Elder Mehluli Dube, from Zimbabwe, said, “I feel blessed to be able to bring some measure of happiness and comfort to people who have been through so much suffering in their lives.”

Some of the kits will be provided to Musa Ecweru, Uganda’s Minister of State for Disaster Preparedness, for displaced refugees who seek assistance from his office.

“Our good friends, The Church of Jesus Christ of Latter-day Saints, go about quietly, without a lot of publicity, helping the needy people of Uganda,” Minister Ecweru said. “The purpose of humanitarian service is to reduce pain and deliver hope.”

Colombia Aid Blesses Many

The Church teamed up with government officials in the city of Neiva, Colombia, to help those in the nearby town of La Plata who were affected by rainy season storms.

In La Plata, the Church and government representatives distributed clothing for men, women, and children; 300 light mattresses and blankets; and other supplies to those left homeless by the powerful seasonal gales.

In addition to providing aid for those affected by the storms, representatives of Church welfare in the South America Northwest Area have worked closely over the past few months with the mayor of Neiva, the capital of the department of Huila, to distribute nearly two dozen wheelchairs to elderly citizens and disabled youth, provide reading glasses to some of the 4,000 elderly residents most in need, and deliver more than 140 bicycles to children living in rural areas who must travel significant distances to attend school.

Welfare manager José Luis Cárdenas and the first lady of Neiva, Sara Peralta (far right), inspect bicycles donated by the Church to help children in rural areas of this part of Colombia get to school.

Photograph by S. Cristobal Garcia Adum


Elder Wickman Honored for Service to Youth

In May 2009 Elder Lance B. Wickman of the Seventy joined 10 others receiving the Boy Scouts of America’s highest honor for extraordinary service to the nation’s youth, the Silver Buffalo Award.

The Boy Scouts of America (BSA) serves more than four million young people between the ages of 7 and 20 throughout the United States and its territories.

Elder Wickman has been affiliated with Scouting for more than six decades.
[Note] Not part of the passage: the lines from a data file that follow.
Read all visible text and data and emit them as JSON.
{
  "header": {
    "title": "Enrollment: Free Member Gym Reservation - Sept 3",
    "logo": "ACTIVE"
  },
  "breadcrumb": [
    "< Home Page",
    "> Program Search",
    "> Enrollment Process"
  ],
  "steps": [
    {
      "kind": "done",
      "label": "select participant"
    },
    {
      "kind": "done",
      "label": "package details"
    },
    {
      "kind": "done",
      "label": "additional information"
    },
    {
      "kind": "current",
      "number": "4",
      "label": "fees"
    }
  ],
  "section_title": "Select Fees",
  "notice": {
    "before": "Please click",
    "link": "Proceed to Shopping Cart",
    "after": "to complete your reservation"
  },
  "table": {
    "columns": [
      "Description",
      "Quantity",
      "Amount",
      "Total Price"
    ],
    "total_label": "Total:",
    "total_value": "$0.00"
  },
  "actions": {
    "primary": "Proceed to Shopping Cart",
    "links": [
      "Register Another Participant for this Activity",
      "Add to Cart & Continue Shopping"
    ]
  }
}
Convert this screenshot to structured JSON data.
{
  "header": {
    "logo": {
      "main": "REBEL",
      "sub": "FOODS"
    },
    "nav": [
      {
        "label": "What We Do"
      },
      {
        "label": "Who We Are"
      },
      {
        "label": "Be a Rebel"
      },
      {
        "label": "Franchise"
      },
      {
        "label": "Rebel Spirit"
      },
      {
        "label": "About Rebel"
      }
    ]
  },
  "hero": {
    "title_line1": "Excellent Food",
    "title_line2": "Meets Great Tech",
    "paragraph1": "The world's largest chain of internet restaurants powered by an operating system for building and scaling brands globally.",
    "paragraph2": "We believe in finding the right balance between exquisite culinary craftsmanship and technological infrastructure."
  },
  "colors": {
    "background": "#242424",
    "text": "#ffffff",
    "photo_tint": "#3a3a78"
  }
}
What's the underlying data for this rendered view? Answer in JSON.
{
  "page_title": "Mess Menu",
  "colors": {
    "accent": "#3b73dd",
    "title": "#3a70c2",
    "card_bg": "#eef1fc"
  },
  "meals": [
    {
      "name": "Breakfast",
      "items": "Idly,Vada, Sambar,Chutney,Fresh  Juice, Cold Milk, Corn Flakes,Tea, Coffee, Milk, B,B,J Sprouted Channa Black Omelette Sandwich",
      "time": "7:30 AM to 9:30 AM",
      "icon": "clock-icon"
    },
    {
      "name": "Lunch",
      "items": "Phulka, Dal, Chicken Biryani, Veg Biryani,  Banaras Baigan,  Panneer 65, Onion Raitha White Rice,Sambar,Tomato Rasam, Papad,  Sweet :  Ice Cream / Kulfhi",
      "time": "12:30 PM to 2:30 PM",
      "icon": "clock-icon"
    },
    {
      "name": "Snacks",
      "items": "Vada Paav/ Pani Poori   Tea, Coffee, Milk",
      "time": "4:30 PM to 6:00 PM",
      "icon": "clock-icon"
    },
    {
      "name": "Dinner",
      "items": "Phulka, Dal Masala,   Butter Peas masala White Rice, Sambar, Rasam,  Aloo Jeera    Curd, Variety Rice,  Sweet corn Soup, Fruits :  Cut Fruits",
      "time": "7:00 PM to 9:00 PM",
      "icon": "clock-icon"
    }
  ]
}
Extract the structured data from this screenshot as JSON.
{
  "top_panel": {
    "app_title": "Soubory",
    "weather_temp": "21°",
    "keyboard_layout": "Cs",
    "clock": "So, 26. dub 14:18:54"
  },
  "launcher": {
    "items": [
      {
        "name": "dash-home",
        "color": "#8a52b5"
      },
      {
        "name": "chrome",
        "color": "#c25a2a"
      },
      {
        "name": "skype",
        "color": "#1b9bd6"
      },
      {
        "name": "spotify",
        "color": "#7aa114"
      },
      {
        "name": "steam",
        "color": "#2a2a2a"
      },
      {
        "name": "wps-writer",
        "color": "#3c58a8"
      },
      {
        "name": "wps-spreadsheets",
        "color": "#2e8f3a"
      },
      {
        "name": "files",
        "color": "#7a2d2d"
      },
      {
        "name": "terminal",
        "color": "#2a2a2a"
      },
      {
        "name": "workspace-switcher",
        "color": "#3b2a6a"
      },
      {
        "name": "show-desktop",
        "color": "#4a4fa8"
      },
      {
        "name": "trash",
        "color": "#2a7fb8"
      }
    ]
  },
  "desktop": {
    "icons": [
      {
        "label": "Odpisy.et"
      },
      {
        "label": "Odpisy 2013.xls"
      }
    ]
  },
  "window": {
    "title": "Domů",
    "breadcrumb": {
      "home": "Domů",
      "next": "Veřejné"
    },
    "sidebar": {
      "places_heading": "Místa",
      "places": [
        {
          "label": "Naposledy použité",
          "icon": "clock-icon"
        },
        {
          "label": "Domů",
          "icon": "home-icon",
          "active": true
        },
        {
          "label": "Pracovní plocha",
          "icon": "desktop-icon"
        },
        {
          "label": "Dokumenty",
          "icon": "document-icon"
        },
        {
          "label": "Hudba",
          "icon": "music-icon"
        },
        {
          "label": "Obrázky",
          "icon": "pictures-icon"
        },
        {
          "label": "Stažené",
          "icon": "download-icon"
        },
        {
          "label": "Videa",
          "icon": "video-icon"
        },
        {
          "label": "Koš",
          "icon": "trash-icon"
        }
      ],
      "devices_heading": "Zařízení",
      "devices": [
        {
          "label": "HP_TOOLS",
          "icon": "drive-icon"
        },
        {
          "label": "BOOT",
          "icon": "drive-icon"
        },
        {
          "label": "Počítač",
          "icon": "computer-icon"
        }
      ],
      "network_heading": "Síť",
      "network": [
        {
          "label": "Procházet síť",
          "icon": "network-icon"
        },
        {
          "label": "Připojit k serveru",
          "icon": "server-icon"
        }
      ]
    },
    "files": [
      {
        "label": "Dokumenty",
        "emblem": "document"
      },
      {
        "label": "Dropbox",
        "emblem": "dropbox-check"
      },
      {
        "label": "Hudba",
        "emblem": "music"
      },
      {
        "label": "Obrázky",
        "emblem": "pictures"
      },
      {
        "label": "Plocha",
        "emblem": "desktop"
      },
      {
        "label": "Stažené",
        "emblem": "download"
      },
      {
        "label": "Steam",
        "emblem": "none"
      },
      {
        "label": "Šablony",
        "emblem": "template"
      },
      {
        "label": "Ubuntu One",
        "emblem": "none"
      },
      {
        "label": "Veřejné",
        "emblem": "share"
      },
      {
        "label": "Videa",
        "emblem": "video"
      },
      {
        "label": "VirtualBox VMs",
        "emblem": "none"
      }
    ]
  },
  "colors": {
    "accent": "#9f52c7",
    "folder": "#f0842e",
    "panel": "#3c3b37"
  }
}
He earned the Eagle Scout Award and has served in various leadership positions. He previously received the Silver Beaver Award, also for distinguished service to young people.

Much of his effort in Scouting has been spent strengthening the BSA’s relationship with the Church.

“Lance has dedicated his life to serving young people through the Boy Scouts at both the local and national levels,” said Robert Mazzuca, Chief Scout Executive of the Boy Scouts of America. “The Silver Buffalo Award recognizes the immeasurable impact he has made on generations of young people in Utah.”

Sister Answers Call to Action

After listening to the April 2006 general conference, Lenna Jacobson of the Logan 13th Ward, Logan Utah South Stake, felt she needed to do more to serve others. She was 87 years old when she began an effort that has touched perhaps 1,000 lives.

During the conference, Presiding Bishop H. David Burton had spoken of the Latter-day Saints’ commitment to serve their fellow man after disasters.

“This modern-day humanitarian effort is a wonderful manifestation of the charity that burns within the souls of those whose hearts are tender and whose hands are ready to help,” he said. “This selfless service truly demonstrates the pure love of Christ” (“Tender Hearts and Helping Hands,” Liahona and Ensign, May 2009, 6).

With the help of Jeanette Hobbs, the Relief Society president of the Logan 13th Ward, Sister Jacobson began a ward quilt-making project. Three years later, more than 1,000 quilts have been tied and donated to Humanitarian Services.

Bishop Burton, bringing words of love and appreciation from President Thomas S. Monson as well as his own heartfelt thanks, helped tie the 1,000th quilt.